State Rep. Jerry Carter, 66, a Rockingham County minister and chaplain with the State Highway Patrol, died Tuesday morning. In his second term in the North Carolina House, Carter has represented most of Rockingham County, north of Greensboro, since 2019. His passing was announced by the N.C. House principal clerk’s office on Monday.
Carter was being treated at Duke University Medical Center in Durham for a rare gastrointestinal disorder, according to the Greensboro News and Record.
In early July, Carter’s wife, Brenda Bruton Carter, posted news of the Republican lawmaker’s diagnosis of idiopathic myointimal hyperplasia, the newspaper reported.
“He is the first case here at Duke, and they want to make sure they handle it right,’’ Carter’s wife wrote on Facebook, according to the News and Record. “Consults are coming in from all over the world.’’
First discovered in 1991, only about a dozen cases of the disease have been written about extensively in medical journals, according to the National Institutes of Health. Carter was the founder and for 30 years the senior pastor of Reidsville Baptist Church. Carter was a veteran and chaplain for the Highway Patrol for 12 years.
House Speaker Tim Moore, R-Cleveland, said in a statement Monday: “I am heartbroken and devastated by the sudden loss of my friend and colleague Representative Jerry Carter. Representative Carter was an extraordinary legislator and a devoted husband to his wife, who he loved dearly. He was the chaplain of the NC State Highway Patrol and was a man of deep faith and faithful prayer. He was the founder and pastor of Reidsville Baptist Church, and he was deeply passionate about serving Rockingham County and his constituents back home. We will feel Jerry’s loss deeply at the NC General Assembly, and my prayers are with Jerry’s family as they grieve this great loss in the days ahead.”
Stephen Wiley, director of state House campaigns, tweeted:
“Grieving this morning over the loss of my friend Rep. Jerry Carter. Rep. Carter was a joyful man who loved his wife and family. He loved being in Raleigh on behalf of his hometown. At a loss for words beyond that right now.”
During his first run for the legislature in 2018, Carter spoke to the News and Record:
“As a pastor, I have served and worked with people from all walks of life,” he said. “I have seen first-hand their struggles with everything from unemployment to drug addiction. I know people and how to work with and for them and I can use these skills in Raleigh.”
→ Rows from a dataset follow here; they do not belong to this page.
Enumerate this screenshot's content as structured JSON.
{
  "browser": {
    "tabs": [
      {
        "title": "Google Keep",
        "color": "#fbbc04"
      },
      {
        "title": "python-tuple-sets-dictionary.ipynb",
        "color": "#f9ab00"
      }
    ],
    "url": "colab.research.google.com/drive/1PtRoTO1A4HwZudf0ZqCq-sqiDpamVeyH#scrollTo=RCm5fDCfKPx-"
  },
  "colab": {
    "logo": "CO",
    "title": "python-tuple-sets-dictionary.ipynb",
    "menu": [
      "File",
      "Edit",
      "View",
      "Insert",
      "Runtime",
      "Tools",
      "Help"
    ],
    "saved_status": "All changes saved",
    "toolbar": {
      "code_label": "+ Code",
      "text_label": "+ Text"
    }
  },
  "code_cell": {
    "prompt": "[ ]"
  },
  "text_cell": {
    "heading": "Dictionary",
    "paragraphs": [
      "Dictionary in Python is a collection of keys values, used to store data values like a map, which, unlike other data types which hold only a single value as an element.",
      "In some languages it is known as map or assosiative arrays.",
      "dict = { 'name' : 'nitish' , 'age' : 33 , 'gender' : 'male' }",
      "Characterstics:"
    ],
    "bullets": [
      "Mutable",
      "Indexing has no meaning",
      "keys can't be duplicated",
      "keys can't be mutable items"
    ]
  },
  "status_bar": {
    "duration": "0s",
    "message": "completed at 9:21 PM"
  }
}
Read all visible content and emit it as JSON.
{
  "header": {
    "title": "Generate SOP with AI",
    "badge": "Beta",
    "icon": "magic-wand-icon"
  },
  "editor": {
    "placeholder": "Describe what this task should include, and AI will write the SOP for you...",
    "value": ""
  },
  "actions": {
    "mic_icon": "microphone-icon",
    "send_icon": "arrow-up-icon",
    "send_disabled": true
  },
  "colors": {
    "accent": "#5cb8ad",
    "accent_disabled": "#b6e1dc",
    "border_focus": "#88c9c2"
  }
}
Carter was born in Eden. Funeral arrangements have not been announced.
The executive committee of the Rockingham County Republican Party will meet to pick a successor to finish Carter’s term.